Information given:

Content starts

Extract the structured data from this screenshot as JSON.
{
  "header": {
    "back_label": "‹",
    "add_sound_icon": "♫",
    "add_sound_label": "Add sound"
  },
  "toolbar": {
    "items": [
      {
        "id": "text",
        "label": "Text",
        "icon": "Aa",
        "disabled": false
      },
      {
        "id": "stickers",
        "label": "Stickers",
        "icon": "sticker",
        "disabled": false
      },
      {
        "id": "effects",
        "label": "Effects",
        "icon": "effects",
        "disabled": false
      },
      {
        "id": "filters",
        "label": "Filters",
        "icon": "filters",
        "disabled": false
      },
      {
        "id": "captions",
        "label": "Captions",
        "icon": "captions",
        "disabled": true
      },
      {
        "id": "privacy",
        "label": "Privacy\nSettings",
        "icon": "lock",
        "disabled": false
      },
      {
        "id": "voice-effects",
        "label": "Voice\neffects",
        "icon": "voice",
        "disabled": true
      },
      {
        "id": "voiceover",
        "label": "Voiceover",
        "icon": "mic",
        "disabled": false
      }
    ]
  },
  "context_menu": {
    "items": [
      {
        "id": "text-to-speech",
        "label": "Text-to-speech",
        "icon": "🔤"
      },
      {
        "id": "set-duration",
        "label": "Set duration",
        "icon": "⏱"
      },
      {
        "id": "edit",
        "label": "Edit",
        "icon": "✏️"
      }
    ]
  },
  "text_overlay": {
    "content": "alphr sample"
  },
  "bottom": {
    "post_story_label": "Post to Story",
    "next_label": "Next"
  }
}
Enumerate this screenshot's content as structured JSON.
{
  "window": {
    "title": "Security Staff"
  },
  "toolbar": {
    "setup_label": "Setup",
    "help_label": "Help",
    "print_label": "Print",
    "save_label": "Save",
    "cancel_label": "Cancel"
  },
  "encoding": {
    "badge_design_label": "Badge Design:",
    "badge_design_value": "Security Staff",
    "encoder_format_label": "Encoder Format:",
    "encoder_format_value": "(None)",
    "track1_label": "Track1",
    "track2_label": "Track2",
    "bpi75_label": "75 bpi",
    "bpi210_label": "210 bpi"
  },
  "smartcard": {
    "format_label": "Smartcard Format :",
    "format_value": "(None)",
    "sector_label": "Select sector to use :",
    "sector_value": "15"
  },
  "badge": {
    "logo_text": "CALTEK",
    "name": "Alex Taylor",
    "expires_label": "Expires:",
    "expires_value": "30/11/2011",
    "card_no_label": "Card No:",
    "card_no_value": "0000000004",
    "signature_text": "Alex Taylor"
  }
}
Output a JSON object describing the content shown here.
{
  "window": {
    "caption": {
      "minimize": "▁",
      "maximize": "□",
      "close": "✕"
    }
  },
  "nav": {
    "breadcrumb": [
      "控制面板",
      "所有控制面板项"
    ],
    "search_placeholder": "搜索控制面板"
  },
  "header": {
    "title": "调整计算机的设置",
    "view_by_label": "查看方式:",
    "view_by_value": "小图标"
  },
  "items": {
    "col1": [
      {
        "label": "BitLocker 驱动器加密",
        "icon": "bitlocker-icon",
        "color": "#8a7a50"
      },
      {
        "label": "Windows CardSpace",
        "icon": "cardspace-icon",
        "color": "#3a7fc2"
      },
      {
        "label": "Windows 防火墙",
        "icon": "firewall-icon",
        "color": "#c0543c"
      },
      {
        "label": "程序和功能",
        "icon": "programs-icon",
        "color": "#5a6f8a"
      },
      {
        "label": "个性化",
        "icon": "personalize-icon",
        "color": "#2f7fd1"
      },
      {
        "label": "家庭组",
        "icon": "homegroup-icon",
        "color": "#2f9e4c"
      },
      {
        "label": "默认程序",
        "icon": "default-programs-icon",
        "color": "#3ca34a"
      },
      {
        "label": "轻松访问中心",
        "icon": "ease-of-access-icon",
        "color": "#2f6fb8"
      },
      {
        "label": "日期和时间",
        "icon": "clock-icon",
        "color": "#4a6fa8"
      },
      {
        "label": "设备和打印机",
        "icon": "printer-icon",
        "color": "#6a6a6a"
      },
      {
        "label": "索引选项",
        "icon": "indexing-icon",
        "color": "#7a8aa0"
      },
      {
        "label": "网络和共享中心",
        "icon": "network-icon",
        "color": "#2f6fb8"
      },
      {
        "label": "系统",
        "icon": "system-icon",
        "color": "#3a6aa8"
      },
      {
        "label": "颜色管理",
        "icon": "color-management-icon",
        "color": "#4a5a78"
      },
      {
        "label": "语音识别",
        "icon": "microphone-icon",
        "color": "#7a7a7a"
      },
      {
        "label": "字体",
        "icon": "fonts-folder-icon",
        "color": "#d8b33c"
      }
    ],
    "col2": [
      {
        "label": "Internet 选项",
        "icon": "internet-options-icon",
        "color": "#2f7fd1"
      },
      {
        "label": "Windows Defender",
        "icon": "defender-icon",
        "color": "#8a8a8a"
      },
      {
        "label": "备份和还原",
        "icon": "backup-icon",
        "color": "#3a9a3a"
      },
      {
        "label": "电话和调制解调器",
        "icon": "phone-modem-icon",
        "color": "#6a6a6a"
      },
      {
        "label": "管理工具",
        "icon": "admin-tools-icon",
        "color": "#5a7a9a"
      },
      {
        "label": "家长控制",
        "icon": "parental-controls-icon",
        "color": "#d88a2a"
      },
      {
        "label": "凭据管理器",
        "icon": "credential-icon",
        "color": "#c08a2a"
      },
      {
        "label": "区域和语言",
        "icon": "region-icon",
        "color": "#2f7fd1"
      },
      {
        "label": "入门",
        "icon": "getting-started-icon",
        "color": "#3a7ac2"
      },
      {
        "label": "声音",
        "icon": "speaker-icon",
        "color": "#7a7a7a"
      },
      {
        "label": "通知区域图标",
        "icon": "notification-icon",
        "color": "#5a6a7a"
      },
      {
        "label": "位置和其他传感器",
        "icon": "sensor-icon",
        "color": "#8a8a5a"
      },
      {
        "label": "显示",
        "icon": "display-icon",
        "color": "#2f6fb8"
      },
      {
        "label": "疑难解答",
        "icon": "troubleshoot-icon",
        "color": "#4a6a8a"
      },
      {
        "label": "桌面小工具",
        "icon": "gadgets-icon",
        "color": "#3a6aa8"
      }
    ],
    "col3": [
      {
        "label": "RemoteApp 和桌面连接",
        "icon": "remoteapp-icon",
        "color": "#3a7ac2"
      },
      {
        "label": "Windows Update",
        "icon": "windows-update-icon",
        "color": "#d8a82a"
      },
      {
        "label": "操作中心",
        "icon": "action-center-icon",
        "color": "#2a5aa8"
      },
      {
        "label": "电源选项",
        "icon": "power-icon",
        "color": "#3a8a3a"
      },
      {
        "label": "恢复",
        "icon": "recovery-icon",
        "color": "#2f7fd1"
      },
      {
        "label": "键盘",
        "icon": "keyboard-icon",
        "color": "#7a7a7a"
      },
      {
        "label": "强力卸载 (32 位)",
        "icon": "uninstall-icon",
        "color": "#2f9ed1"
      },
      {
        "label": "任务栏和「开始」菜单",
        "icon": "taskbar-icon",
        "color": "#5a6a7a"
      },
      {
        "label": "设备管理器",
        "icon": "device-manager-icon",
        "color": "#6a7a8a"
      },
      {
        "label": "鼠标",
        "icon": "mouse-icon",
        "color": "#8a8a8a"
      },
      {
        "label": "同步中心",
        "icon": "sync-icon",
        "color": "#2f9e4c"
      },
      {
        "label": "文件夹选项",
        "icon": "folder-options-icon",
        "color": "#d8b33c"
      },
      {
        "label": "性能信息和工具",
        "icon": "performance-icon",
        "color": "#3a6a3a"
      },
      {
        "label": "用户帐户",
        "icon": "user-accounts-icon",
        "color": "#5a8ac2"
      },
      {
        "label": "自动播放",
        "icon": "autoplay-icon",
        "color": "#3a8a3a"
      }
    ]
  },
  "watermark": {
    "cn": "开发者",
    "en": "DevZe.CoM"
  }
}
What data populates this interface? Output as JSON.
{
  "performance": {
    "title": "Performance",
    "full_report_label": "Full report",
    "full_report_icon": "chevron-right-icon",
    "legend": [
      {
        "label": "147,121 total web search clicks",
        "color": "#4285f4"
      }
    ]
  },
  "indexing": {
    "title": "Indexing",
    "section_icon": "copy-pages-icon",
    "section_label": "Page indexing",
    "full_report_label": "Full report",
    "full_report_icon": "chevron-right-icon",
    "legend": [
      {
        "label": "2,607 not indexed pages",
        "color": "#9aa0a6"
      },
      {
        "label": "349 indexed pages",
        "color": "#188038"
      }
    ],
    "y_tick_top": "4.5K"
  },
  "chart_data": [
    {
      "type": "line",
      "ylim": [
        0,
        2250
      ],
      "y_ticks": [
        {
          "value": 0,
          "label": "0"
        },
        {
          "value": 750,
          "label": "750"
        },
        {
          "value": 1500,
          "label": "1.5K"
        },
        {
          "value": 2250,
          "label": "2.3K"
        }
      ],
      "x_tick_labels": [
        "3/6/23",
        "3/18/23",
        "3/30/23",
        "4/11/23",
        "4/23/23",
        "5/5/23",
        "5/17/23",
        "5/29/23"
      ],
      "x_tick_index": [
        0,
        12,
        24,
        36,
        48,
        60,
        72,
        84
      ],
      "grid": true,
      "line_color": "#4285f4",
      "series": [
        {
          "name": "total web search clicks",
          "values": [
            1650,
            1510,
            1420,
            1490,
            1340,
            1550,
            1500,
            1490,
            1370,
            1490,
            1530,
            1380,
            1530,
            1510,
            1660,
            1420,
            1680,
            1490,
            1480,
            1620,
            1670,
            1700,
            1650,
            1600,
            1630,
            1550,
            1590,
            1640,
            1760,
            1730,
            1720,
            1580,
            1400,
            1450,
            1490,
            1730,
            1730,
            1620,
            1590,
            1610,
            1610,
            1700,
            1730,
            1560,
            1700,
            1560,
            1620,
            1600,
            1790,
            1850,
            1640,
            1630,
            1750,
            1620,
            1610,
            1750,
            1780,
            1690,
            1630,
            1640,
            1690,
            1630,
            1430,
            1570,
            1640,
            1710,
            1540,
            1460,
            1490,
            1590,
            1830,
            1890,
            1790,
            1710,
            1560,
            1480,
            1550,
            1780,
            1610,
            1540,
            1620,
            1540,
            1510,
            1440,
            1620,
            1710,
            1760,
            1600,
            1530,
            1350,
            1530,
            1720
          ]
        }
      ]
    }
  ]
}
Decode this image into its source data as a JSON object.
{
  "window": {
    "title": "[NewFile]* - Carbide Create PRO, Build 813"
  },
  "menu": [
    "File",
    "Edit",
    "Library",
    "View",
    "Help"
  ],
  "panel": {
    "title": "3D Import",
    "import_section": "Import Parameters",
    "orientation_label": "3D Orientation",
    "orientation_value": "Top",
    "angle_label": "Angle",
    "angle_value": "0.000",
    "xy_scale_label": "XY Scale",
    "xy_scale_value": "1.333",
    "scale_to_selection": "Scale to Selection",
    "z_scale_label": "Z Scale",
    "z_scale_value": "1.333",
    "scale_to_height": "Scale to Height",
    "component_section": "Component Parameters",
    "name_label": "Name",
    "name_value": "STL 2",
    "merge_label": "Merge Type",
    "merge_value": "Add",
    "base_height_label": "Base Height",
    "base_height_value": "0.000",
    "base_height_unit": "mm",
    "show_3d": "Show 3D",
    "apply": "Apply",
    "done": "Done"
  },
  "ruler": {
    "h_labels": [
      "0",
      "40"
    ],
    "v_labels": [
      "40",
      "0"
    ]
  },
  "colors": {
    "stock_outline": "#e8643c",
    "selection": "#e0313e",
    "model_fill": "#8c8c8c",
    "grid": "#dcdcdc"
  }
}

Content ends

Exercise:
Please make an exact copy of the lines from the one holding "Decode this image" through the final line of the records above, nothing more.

Task result:
Decode this image into its source data as a JSON object.
{
  "window": {
    "title": "[NewFile]* - Carbide Create PRO, Build 813"
  },
  "menu": [
    "File",
    "Edit",
    "Library",
    "View",
    "Help"
  ],
  "panel": {
    "title": "3D Import",
    "import_section": "Import Parameters",
    "orientation_label": "3D Orientation",
    "orientation_value": "Top",
    "angle_label": "Angle",
    "angle_value": "0.000",
    "xy_scale_label": "XY Scale",
    "xy_scale_value": "1.333",
    "scale_to_selection": "Scale to Selection",
    "z_scale_label": "Z Scale",
    "z_scale_value": "1.333",
    "scale_to_height": "Scale to Height",
    "component_section": "Component Parameters",
    "name_label": "Name",
    "name_value": "STL 2",
    "merge_label": "Merge Type",
    "merge_value": "Add",
    "base_height_label": "Base Height",
    "base_height_value": "0.000",
    "base_height_unit": "mm",
    "show_3d": "Show 3D",
    "apply": "Apply",
    "done": "Done"
  },
  "ruler": {
    "h_labels": [
      "0",
      "40"
    ],
    "v_labels": [
      "40",
      "0"
    ]
  },
  "colors": {
    "stock_outline": "#e8643c",
    "selection": "#e0313e",
    "model_fill": "#8c8c8c",
    "grid": "#dcdcdc"
  }
}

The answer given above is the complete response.